Skip Bayless Called Johnny Manziel an Alcoholic on First Take
In the history of ESPN, the show that causes the most “foot-in-the-mouth” moments has to be First Take. Currently hosted by Stephen A. Smith — who himself was suspended about questionable comments on domestic abuse — and the severely criticized Skip Bayless, the show has provided some genuinely great unscripted moments.
Perhaps one of the best/worst of 2014 happened today, when Bayless called Johnny Manziel an alcoholic and a liar: following a question from Smith, Bayless stated “[Johnny Manziel] has a problem. If you want to call him an alcoholic, I’ll go that far. I think he can’t handle his alcohol.” Well, first it is important to note that this is indeed his opinion: at the same time, to call someone an alcoholic because of what the media reports is a bit drastic. These comments are in response to the latest Manziel story: where he was fined for being late for a treatment on his injured hamstring. Some have suggested Manziel threw a party, which directly resulted in this fine, as well as Gordon’s suspension: but Johnny has since claimed these allegations are “100 percent false.”

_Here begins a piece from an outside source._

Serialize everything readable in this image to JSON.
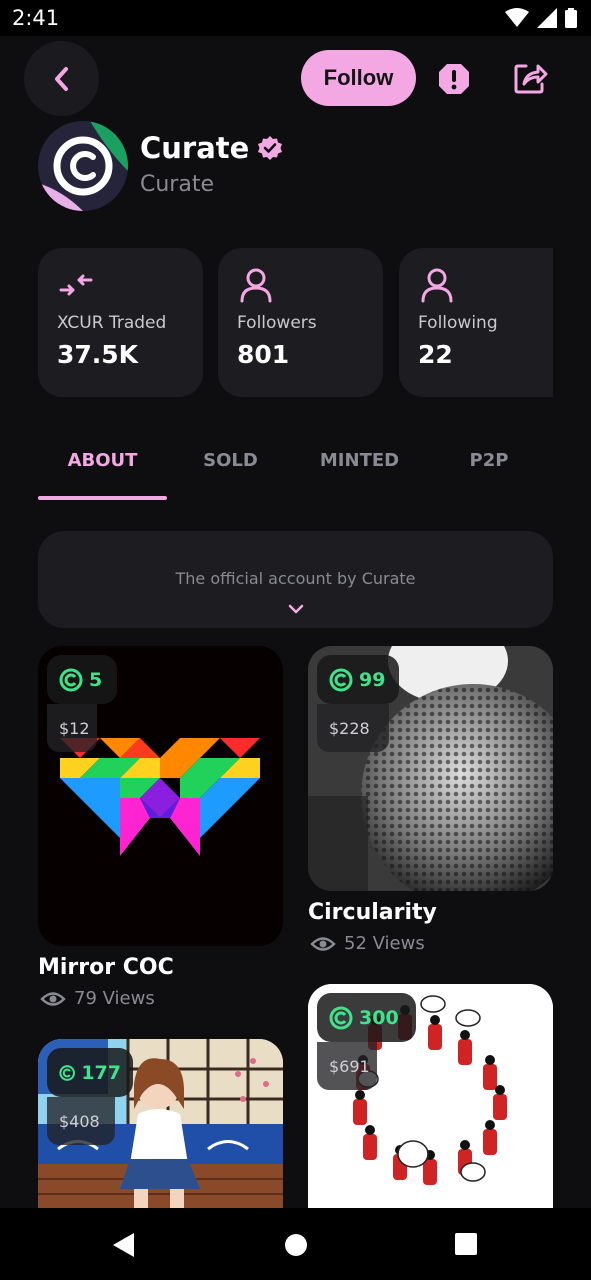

Now, does Bayless have proof of this alcoholism, minus the few stories written about the star? Probably not: thus saying he has a problem undermines the disease, hurts the integrity of ESPN and worsens Manziel’s already tarnished image. And since today’s episode, plenty of fans have took to Twitter to show how appalled they were by Skip’s comments.
Suspend Skip Bayless. Calling Manziel an alcoholic shows a serious lack of understanding a serious topic

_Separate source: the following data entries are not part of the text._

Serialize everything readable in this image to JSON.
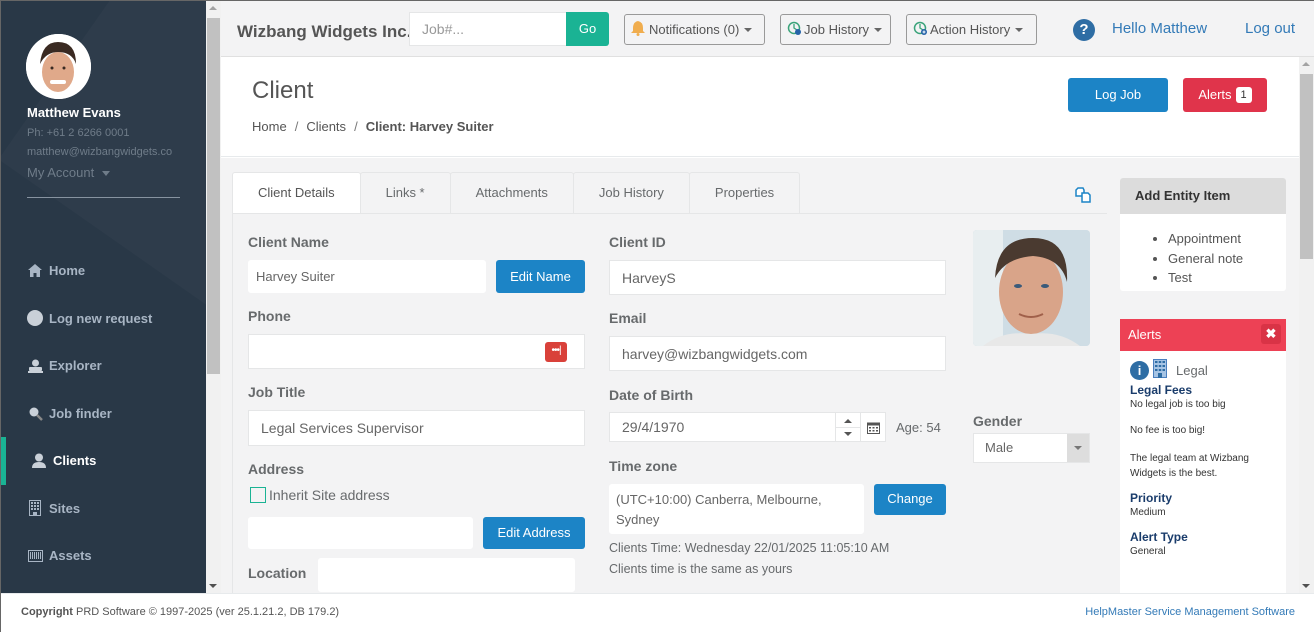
{
  "user": {
    "name": "Matthew Evans",
    "phone": "Ph: +61 2 6266 0001",
    "email": "matthew@wizbangwidgets.co",
    "account_label": "My Account"
  },
  "nav": [
    {
      "label": "Home",
      "icon": "home-icon"
    },
    {
      "label": "Log new request",
      "icon": "circle-icon"
    },
    {
      "label": "Explorer",
      "icon": "explorer-icon"
    },
    {
      "label": "Job finder",
      "icon": "search-icon"
    },
    {
      "label": "Clients",
      "icon": "user-icon",
      "active": true
    },
    {
      "label": "Sites",
      "icon": "building-icon"
    },
    {
      "label": "Assets",
      "icon": "barcode-icon"
    }
  ],
  "topbar": {
    "brand": "Wizbang Widgets Inc.",
    "job_placeholder": "Job#...",
    "go_label": "Go",
    "notifications_label": "Notifications (0)",
    "job_history_label": "Job History",
    "action_history_label": "Action History",
    "hello": "Hello Matthew",
    "logout": "Log out"
  },
  "header": {
    "title": "Client",
    "breadcrumb": [
      "Home",
      "Clients",
      "Client: Harvey Suiter"
    ],
    "log_job_label": "Log Job",
    "alerts_label": "Alerts",
    "alerts_count": "1"
  },
  "tabs": [
    "Client Details",
    "Links *",
    "Attachments",
    "Job History",
    "Properties"
  ],
  "form": {
    "client_name_label": "Client Name",
    "client_name": "Harvey Suiter",
    "edit_name_label": "Edit Name",
    "phone_label": "Phone",
    "phone": "",
    "job_title_label": "Job Title",
    "job_title": "Legal Services Supervisor",
    "address_label": "Address",
    "inherit_label": "Inherit Site address",
    "edit_address_label": "Edit Address",
    "location_label": "Location",
    "client_id_label": "Client ID",
    "client_id": "HarveyS",
    "email_label": "Email",
    "email": "harvey@wizbangwidgets.com",
    "dob_label": "Date of Birth",
    "dob": "29/4/1970",
    "age": "Age: 54",
    "timezone_label": "Time zone",
    "timezone": "(UTC+10:00) Canberra, Melbourne, Sydney",
    "change_label": "Change",
    "clients_time": "Clients Time: Wednesday 22/01/2025 11:05:10 AM",
    "time_same": "Clients time is the same as yours",
    "gender_label": "Gender",
    "gender": "Male"
  },
  "entity": {
    "title": "Add Entity Item",
    "items": [
      "Appointment",
      "General note",
      "Test"
    ]
  },
  "alerts_panel": {
    "title": "Alerts",
    "category": "Legal",
    "heading": "Legal Fees",
    "lines": [
      "No legal job is too big",
      "No fee is too big!",
      "The legal team at Wizbang Widgets is the best."
    ],
    "priority_label": "Priority",
    "priority": "Medium",
    "type_label": "Alert Type",
    "type": "General"
  },
  "footer": {
    "copyright_bold": "Copyright",
    "copyright": "PRD Software © 1997-2025 (ver 25.1.21.2, DB 179.2)",
    "product": "HelpMaster Service Management Software"
  }
}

— Matt Wispe (@WispeyTheKid) December 29, 2014
— Jason Lindquist (@linky) December 29, 2014
I for one have never despised Skip Bayless like other people: in fact, First Take is sometimes a very entertaining show. At the same time, a journalist should never make a statement like that without any evidence whatsoever. Yes, Manziel has made some poor decisions in the limelight: but can being a 22-year-old kid really be confused with such a serious disease — which affects roughly 17 million individuals in America.